Data to process below:

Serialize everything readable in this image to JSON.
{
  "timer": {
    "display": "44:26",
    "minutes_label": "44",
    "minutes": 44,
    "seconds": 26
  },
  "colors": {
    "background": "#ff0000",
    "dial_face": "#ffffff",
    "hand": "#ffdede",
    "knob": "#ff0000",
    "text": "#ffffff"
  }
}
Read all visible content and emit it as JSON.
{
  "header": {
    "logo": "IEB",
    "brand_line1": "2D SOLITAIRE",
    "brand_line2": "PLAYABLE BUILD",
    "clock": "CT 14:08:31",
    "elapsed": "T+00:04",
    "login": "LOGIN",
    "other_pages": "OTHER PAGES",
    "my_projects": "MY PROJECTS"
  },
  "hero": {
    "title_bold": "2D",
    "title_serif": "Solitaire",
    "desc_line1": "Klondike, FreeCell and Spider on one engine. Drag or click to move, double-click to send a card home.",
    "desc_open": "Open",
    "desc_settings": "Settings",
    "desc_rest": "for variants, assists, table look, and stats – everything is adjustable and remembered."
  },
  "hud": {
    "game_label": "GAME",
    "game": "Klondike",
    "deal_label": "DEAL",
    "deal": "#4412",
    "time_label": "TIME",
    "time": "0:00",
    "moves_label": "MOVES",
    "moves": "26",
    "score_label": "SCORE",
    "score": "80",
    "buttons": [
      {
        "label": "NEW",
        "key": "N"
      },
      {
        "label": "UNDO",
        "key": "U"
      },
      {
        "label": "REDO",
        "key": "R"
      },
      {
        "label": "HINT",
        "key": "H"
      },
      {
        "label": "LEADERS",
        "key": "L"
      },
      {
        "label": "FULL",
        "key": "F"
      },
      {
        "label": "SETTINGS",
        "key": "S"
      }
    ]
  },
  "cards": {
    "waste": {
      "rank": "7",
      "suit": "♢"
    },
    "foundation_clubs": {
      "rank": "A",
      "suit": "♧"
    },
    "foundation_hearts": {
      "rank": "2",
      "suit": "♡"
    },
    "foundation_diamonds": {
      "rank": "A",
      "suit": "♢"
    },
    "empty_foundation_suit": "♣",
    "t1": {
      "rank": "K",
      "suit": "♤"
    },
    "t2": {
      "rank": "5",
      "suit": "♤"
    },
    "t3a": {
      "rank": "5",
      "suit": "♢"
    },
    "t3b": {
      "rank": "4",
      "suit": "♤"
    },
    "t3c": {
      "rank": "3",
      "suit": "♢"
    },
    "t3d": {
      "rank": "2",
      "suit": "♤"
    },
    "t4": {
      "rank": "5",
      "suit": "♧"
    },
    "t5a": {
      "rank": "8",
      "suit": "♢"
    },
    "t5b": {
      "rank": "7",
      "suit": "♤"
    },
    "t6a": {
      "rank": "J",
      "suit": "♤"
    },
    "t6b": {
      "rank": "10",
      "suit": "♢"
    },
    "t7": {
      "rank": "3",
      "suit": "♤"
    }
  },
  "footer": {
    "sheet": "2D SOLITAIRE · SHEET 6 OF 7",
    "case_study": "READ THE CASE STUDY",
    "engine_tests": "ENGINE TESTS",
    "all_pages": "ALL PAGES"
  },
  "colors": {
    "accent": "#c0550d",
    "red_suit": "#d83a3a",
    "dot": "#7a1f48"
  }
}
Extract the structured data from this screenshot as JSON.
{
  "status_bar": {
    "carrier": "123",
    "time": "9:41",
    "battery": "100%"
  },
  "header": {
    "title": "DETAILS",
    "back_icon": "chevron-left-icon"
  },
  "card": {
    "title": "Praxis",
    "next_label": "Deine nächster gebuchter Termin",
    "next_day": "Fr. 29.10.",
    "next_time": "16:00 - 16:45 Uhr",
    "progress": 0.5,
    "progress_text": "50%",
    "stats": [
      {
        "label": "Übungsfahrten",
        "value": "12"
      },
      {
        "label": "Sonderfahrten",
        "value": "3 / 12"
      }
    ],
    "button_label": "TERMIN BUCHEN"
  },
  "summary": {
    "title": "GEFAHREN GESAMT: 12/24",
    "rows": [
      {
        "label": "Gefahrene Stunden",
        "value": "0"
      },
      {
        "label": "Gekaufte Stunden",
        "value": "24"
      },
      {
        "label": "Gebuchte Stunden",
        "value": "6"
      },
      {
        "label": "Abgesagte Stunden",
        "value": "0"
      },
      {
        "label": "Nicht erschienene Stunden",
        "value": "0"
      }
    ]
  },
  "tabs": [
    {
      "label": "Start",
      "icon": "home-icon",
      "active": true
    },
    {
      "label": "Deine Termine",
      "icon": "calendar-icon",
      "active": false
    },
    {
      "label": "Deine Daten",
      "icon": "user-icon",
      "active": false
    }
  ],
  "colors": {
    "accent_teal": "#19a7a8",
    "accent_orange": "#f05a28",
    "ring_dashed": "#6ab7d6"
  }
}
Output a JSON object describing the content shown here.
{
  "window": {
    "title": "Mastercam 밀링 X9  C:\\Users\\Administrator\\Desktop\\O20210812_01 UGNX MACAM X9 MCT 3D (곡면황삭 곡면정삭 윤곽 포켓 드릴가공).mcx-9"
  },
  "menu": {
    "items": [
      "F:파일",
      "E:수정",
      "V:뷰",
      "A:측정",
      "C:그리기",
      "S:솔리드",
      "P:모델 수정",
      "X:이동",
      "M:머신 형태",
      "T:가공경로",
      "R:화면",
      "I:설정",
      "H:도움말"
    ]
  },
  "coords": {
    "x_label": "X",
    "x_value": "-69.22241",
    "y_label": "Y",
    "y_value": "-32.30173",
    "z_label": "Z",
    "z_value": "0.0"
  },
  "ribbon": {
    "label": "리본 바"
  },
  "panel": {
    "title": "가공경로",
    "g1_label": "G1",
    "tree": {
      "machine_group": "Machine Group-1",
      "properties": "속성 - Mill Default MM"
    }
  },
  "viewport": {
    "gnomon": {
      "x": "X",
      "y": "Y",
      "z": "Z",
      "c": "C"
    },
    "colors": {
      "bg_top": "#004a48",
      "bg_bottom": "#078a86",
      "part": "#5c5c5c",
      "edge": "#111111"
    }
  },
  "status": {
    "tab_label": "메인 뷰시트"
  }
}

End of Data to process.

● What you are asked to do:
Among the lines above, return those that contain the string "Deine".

● Output of the task:
    "next_label": "Deine nächster gebuchter Termin",
      "label": "Deine Termine",
      "label": "Deine Daten",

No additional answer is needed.